Klobuchar brought up rural areas in a question about housing policy, saying that affordable housing problems plague both urban and rural areas.
“This isn’t just an urban problem,” she said. “It’s a big urban problem, but it’s also a rural problem, where we have housing deserts and people want to have their businesses located there, but they’re not able to get housing.”
She said urban-rural coalitions are the key to passing housing legislation. “The way you do it is by building a coalition between urban and rural so you can pass affordable housing and finally get it done.”
Moderator Margaret Brennan of CBS News’ “Face the Nation” was responsible for the debate’s deepest exploration of a rural topic. In a question to Klobuchar, Brennan said:
“Rural areas have populations who are older, sicker, and poorer than non-rural communities. And they have to travel farther to get medical help when they need it. Expanding coverage is going to be useless if there are no providers to go to. So how would you ensure that there is available health care in rural areas?”
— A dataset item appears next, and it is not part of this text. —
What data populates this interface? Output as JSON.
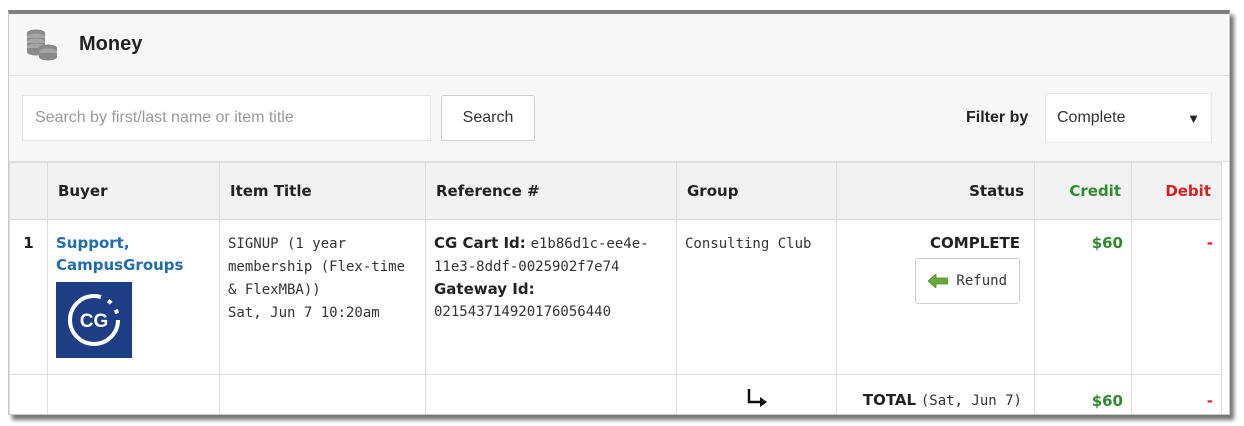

Klobuchar said she’s supporting legislation that could make it easier to establish rural emergency care and protect rural critical-access hospitals. She said supplying medical personnel such as doctors, home health-care workers, and nursing assistants, is a major problem. She said loan assistance for healthcare professionals who serve rural areas after school is one solution.
Klobuchar also tied the lack of rural healthcare professionals to immigration reform. “I have passed the bill that allows doctors from other countries that study in our medical schools to stay and serve in rural areas. We need to expand that,” she said.
Pete Buttigieg, former mayor of South Bend, Indiana, tied rural health disparities to race and voter suppression:
“When I was born, there was no difference in your life expectancy, if you were born in a rural area or a city. Now the gap is the biggest it has been in a generation, and that is particularly affecting black rural families in places like South Carolina. We’re seeing hospital closures right and left. And we’re seeing them, in particular, in states where Medicaid was not expanded, something that is hurting black and poor white families and is largely the result of racial voter suppression.”
Last night’s primary debate in South Carolina was the 10th opportunity for the candidates to square off on stage, and was the last to occur before next week’s Super Tuesday primaries, when 14 states will cast their votes. In a campaign that has been defined by a crowded field, and ever-increasing verbal fireworks over who should emerge from it, rural issues haven’t often received much time or consideration. But for candidates who are facing potential do-or-die scenarios in the weeks ahead, last night offered a chance, however brief, to keep rural issues on the agenda, and more importantly, to make a case for rural voters.